> [WHAT TO WORK ON] For the data that follows, give the number of lines in which "bien" appears. Add nothing to it.
++++ EXTRACTED DATA
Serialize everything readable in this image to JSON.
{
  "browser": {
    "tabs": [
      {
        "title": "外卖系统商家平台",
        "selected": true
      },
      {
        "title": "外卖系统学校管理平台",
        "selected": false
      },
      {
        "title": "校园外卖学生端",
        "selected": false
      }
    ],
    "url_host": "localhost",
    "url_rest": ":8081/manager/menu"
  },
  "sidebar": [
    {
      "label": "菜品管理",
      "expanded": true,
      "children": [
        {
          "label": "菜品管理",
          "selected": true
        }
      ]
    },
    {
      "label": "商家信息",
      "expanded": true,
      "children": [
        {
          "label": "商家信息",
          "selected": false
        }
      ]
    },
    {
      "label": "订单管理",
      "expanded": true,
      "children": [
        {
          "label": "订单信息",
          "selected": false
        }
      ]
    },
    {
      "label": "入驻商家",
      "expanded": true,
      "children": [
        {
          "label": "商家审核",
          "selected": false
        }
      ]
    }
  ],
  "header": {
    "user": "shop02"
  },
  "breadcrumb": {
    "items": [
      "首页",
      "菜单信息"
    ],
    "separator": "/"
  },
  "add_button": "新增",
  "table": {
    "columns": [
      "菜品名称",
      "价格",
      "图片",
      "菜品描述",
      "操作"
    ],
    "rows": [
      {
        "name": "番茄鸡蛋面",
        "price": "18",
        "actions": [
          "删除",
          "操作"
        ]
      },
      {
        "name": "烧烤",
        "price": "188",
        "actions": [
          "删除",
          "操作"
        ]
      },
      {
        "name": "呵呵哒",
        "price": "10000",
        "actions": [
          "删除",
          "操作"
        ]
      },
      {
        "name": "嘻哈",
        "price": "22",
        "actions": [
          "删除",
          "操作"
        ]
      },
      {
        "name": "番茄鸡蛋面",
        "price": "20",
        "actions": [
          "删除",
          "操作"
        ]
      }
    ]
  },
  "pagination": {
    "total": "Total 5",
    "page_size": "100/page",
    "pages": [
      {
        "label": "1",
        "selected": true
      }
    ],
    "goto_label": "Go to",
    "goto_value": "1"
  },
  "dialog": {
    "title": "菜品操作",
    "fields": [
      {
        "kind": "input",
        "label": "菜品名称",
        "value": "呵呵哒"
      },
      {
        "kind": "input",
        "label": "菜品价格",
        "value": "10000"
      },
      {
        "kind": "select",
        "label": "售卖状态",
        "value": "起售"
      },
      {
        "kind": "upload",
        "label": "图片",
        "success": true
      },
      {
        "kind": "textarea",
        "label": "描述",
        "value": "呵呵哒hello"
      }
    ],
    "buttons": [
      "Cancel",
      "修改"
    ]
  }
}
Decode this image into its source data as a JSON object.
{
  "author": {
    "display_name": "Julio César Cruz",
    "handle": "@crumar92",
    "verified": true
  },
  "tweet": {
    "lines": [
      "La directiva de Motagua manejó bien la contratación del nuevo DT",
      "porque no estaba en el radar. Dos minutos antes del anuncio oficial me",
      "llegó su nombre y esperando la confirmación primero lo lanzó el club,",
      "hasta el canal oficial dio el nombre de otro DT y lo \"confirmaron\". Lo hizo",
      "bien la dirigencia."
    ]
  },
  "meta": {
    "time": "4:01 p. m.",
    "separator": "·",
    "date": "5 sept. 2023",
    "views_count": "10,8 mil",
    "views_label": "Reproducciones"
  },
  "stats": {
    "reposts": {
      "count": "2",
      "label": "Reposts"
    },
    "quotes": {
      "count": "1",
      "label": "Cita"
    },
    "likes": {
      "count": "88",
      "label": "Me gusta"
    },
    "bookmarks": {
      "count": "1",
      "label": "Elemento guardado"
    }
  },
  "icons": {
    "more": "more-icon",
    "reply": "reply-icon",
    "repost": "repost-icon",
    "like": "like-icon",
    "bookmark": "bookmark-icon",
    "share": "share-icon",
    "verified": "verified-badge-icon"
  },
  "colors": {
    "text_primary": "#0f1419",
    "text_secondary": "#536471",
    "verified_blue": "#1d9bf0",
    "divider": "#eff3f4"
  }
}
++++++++
> [EXERCISE SOLUTION] 2